Known as Hudson Canyon, this idyllic place could soon become the United States’ newest national marine sanctuary, a protected underwater area similar to a national park or monument. This summer, the National Oceanic and Atmospheric Administration (NOAA) wants the public to weigh in on whether Hudson Canyon should become part of the national marine sanctuary system, which includes 17 sites—15 underwater parks and 2 monuments—across the country.
Hudson Canyon begins roughly 100 miles southeast of New York City and extends some 350 miles into the Atlantic, per NOAA. It’s the largest submarine canyon along the East Coast, stretching up to 7.5 miles wide and measuring between 2 and 2.5 miles deep at various points.
Glaciers carved the underwater chasm more than 10,000 years ago toward the end of the last Ice Age, according to the Wildlife Conservation Society (WCS), which nominated Hudson Canyon for marine sanctuary status in 2016. Naturalist William Beebe first explored the underwater canyon in 1925, describing it as a “stately, invisible gorge,” according to the Federal Register.
Today, the canyon is home to hundreds of species of fish and marine mammals; it’s also an important economic driver for the region due to its rich fishing, recreational diving, whale watching and birding opportunities. Shipwrecks dating back to the 19th century, including freight ships and U.S. military radar platforms, rest on the sea floor within the canyon, reports NPR’s Eric McDaniel.
“This is New York and New Jersey’s Grand Canyon—an ecologically rich area with diverse species including sharks, whales and dolphins, deep-sea corals, sharks and birds,” says Simon Cripps, WCS’ executive director for marine conservation, in a statement.
Becoming a marine sanctuary would help Hudson Canyon conserve its “rich marine wildlife and habitats, promote sustainable economic activities and create new opportunities for scientific research, ocean education and recreation,” notes a separate NOAA statement. But WCS and other supporters hope the federal government will go one step further by permanently closing the area to oil, gas and mineral development.
Though this designation is just the start of the multi-year process, the Hudson Canyon initiative is part of President Joe Biden’s broader goal of conserving at least 30 percent of the nation’s lands and waters by 2030.

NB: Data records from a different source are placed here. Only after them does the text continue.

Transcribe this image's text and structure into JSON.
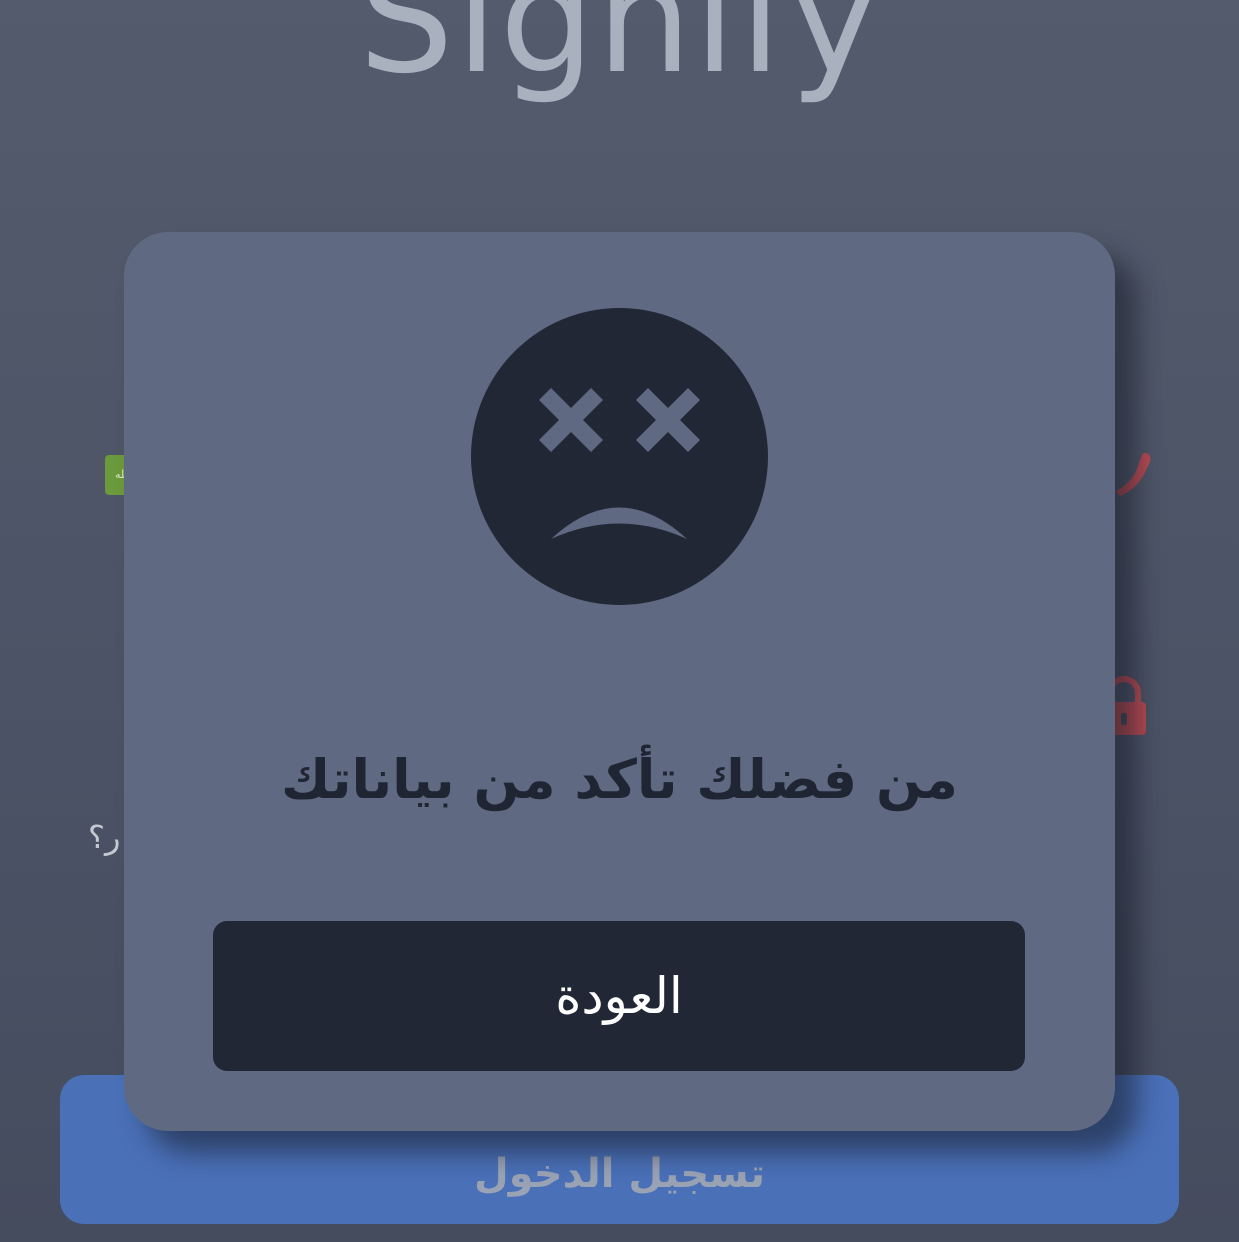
{
  "app": {
    "logo_text": "Signify"
  },
  "login": {
    "country_flag_text": "الله",
    "forgot_password_fragment": "ر؟",
    "login_button_label": "تسجيل الدخول",
    "phone_icon": "phone-icon",
    "lock_icon": "lock-icon"
  },
  "dialog": {
    "icon": "sad-face-icon",
    "message": "من فضلك تأكد من بياناتك",
    "back_button_label": "العودة"
  },
  "colors": {
    "background": "#4c5366",
    "modal": "#5f6a82",
    "dark": "#212735",
    "primary_button": "#4a70b8",
    "icon_red": "#b94a52",
    "flag_green": "#6b9a3c"
  }
}
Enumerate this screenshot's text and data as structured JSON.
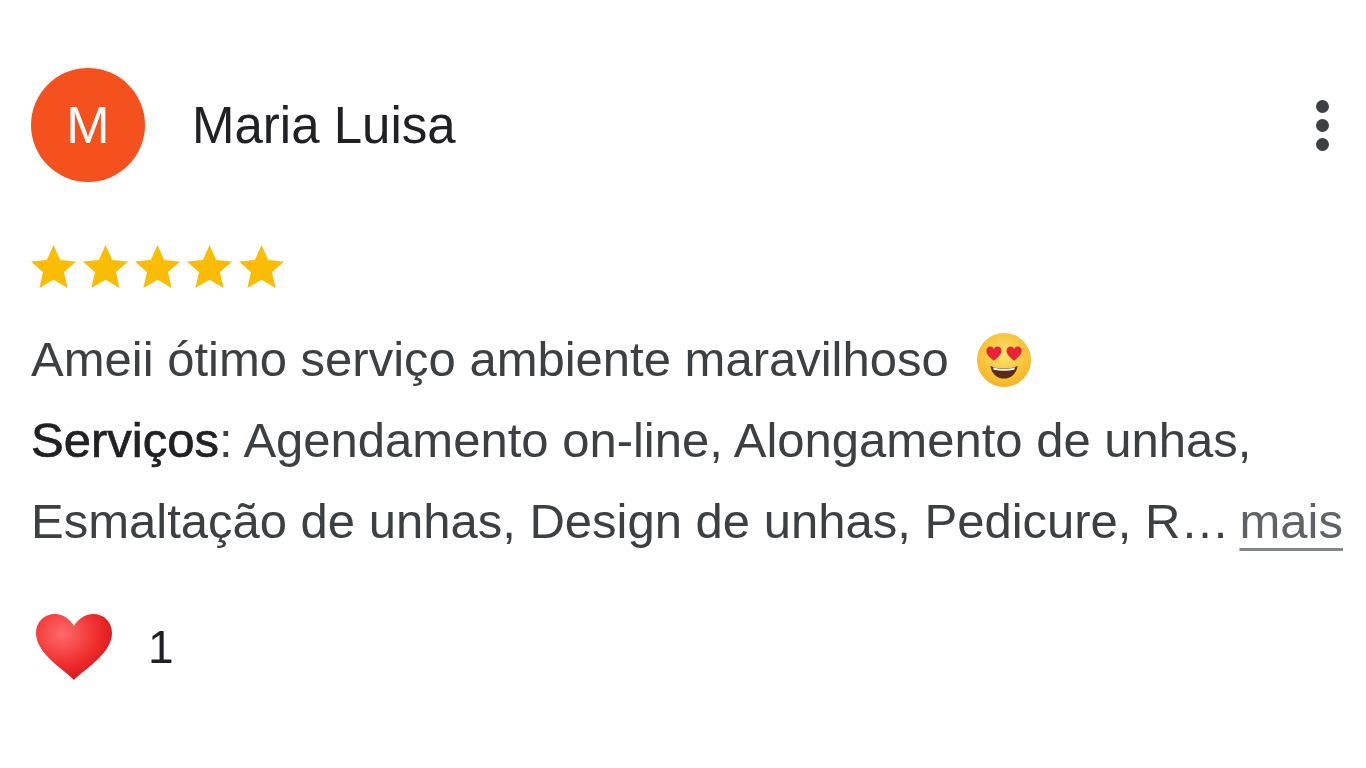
{
  "review": {
    "author": {
      "initial": "M",
      "name": "Maria Luisa"
    },
    "stars": 5,
    "text": "Ameii ótimo serviço ambiente maravilhoso",
    "services": "**Serviços**: Agendamento on-line, Alongamento de unhas, Esmaltação de unhas, Design de unhas, Pedicure, R…",
    "more_link": "mais",
    "reaction": {
      "count": "1"
    }
  }
}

The move also comes amid dire warnings that rising ocean temperatures could lead to a mass extinction event among marine species. With federal protection, Hudson Canyon could become a refuge for fish and marine mammals that need cooler water temperatures to survive. As John Calvelli, WSC’s executive vice president for public affairs, tells the Washington Post’s Anna Phillips, “We want to make sure we’re protecting it for the future.”